They appear on wreaths, mantelpieces, tabletop displays and on Christmas trees. We spray paint their plain brown exteriors, transforming them into glittering, exotic jewels, if only for a month or so. We dress them up like little animals or hang them, streaming with ribbons, from the chandelier.
But what are these woody, spiky, resinous things that fall from the evergreens just in time to festoon the season?
Too often we dismiss the sticky, scaly pods as nuisances. They land in the driveway or choke the gutters. The yard is full of them every couple of years, necessitating a major clean-up.
But a little appreciation for these ancient seed-bearers is called for. They have appeared in arts and crafts throughout the ages, a symbol of eternity and enlightenment. Their prominent place in Christmas décor leaves out the storied journey that brings them to rest in our homes for six weeks of the year.
When visiting my brother in South Carolina a few years ago, I filled a box with the enormous pine cones dropping from the longleaf pines in his yard. Compared to the pickings from my spruces and white pines, these were prize cones, huge enough to decorate like little trees. At the other end of the spectrum are the dainty hemlock cones, like tiny wooden flowers gathered by the handful, or the hard blueberry-like juniper cones so prized by the birds.
Sizes and Seeds
Pine cones vary in size according to the type of conifer but they are unique to gymnosperms, plants that don’t produce flowers or fruit. Instead, they produce a “naked seed,” (translation of gymnosperm), that is housed within the cone’s scales.
If you’re picking up a pinecone from the ground, you’re picking up a female cone. Males are inconspicuous, clustered and deteriorate quickly after their pollen has wafted upward to the females, located toward the top or branch tips of the tree.
Pollen floats on the wind to the tiny female cone and lands on sticky fluid near the tip of the scale. The scale tip opens slightly to let the pollen into the cone, where it rests for a year. The female cone grows through the summer into a hard green structure with the scales held tightly together with resin. Fertilization won’t occur until the next spring. Once that occurs, the female cone grows as the seeds mature, getting larger and browner.
The stem that attaches to the branch of the tree continues through the entire length of the cone and multiple scales arise along its length in a spiral pattern to create the characteristic fish scale appearance of many species. Interestingly, pinecone scales follow the Fibonacci number ratios.
When the seeds are mature, the scales begin to separate from each other, becoming brown, dry and woody. Between the scales, two seeds rest atop each scale. In some species, the cones open at maturity and the seeds are released.
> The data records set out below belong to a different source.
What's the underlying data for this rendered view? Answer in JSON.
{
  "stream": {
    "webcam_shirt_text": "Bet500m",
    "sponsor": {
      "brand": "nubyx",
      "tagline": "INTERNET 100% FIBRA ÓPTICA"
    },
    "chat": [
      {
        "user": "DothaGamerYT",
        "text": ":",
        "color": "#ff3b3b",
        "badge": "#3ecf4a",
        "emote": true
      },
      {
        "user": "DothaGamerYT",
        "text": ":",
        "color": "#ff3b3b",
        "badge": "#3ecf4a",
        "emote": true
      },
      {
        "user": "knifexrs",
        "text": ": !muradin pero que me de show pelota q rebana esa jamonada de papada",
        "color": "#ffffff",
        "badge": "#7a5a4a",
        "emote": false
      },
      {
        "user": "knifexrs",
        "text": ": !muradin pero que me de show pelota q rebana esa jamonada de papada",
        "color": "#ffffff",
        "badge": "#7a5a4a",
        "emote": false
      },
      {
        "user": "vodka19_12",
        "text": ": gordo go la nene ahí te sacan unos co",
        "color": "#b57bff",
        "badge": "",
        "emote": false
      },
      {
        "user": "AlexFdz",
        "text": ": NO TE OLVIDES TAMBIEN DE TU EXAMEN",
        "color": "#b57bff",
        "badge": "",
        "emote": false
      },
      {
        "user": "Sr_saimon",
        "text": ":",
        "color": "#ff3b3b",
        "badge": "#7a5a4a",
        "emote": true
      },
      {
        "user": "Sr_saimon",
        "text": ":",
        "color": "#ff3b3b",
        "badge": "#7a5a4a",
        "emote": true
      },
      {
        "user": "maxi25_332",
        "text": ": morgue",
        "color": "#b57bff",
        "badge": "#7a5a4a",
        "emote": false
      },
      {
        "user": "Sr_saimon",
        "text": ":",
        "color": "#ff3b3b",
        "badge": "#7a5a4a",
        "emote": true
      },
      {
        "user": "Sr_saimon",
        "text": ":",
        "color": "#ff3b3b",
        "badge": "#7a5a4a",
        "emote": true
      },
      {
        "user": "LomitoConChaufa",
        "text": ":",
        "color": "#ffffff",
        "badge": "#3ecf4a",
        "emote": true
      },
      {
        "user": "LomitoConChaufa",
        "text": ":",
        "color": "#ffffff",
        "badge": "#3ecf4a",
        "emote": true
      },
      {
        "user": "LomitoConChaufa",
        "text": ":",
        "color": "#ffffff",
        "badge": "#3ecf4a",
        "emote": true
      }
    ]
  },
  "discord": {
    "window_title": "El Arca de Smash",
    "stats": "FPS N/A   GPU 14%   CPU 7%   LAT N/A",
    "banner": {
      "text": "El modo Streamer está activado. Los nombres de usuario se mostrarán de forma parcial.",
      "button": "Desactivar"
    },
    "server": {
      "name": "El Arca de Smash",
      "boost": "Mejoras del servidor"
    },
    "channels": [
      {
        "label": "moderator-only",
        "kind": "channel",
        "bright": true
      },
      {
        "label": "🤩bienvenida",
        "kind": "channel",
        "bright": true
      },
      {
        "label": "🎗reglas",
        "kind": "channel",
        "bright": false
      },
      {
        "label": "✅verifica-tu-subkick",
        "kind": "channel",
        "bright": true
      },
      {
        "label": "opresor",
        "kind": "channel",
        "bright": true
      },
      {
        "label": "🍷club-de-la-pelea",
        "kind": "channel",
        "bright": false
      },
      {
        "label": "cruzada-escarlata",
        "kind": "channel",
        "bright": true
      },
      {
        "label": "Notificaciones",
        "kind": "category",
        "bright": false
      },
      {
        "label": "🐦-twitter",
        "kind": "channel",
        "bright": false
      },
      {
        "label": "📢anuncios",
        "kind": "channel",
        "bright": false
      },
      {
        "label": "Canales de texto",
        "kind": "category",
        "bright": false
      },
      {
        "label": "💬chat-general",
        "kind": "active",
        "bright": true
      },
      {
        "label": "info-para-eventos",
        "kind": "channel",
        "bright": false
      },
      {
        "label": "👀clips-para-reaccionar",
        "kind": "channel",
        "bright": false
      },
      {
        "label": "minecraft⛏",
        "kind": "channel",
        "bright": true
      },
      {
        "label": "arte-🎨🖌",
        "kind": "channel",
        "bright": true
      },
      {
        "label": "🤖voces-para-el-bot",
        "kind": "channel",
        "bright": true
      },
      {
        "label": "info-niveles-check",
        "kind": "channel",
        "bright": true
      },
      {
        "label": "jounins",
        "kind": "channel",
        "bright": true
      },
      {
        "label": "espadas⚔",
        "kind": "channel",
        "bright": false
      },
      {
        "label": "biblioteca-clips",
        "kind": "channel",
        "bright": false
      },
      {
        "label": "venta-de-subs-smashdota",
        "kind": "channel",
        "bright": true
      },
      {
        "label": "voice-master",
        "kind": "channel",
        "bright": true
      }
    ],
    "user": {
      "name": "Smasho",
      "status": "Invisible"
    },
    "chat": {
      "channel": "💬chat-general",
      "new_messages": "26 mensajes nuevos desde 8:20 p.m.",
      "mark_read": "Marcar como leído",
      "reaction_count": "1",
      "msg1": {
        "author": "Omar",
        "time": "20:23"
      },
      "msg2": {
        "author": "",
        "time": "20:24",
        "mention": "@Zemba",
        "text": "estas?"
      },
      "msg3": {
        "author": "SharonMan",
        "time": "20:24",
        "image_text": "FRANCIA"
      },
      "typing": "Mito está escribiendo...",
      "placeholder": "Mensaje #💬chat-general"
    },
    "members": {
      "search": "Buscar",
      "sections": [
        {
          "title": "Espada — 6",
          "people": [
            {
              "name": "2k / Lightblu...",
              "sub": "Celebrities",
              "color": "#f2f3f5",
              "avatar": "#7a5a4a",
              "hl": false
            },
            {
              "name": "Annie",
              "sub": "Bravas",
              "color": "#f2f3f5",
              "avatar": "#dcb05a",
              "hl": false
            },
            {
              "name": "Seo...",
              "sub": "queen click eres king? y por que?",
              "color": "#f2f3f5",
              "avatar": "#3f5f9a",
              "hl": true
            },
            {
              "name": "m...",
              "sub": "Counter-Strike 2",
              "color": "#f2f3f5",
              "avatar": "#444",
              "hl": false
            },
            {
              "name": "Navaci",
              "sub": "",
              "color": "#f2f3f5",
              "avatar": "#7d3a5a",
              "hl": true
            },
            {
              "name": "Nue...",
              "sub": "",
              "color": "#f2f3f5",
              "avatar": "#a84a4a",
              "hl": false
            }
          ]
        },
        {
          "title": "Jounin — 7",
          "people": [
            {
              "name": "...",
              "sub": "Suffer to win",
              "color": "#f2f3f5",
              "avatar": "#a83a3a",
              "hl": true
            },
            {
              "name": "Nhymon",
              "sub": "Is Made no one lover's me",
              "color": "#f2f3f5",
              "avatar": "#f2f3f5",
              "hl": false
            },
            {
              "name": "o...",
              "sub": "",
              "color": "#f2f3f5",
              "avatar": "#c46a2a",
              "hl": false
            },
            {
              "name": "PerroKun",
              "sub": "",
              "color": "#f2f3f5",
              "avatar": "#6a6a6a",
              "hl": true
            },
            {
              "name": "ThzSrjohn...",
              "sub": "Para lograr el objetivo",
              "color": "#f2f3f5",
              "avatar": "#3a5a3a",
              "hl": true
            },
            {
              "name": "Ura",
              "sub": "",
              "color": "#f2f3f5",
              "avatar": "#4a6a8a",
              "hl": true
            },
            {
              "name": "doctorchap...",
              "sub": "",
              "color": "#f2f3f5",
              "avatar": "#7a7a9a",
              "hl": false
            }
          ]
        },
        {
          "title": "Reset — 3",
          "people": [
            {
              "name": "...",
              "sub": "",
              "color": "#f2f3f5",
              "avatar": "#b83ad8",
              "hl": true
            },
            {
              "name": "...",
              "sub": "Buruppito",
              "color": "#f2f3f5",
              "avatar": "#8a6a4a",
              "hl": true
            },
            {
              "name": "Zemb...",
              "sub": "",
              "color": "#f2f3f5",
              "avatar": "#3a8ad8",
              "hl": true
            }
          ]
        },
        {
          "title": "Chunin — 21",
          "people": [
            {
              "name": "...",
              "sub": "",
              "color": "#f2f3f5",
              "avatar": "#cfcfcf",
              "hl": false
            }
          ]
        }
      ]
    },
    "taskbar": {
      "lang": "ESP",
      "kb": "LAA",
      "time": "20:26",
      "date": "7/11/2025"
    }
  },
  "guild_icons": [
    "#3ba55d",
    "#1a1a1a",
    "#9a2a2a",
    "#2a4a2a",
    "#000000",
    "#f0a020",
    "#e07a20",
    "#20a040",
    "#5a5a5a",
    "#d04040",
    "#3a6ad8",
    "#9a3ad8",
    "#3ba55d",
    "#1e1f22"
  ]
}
In others the cones remain closed for several years until opened by rotting, food-seeking animals or fire.
A pine cone will go through many cycles of opening and closing during its life span based upon moisture content; cones are usually open when dry and closed when wet.
This puzzled me on the trip back from South Carolina with my trunk full of longleaf pine cones. I gathered them up full and open, tossing them into the box with abandon.
When I arrived home to chilly Delaware, they had closed up to half their size, a process repeated as long as I left them outside. Once inside they settled into their open shape and I placed them on shelves, wrapped in lights, where they will be this year.
Article from Delaware Online.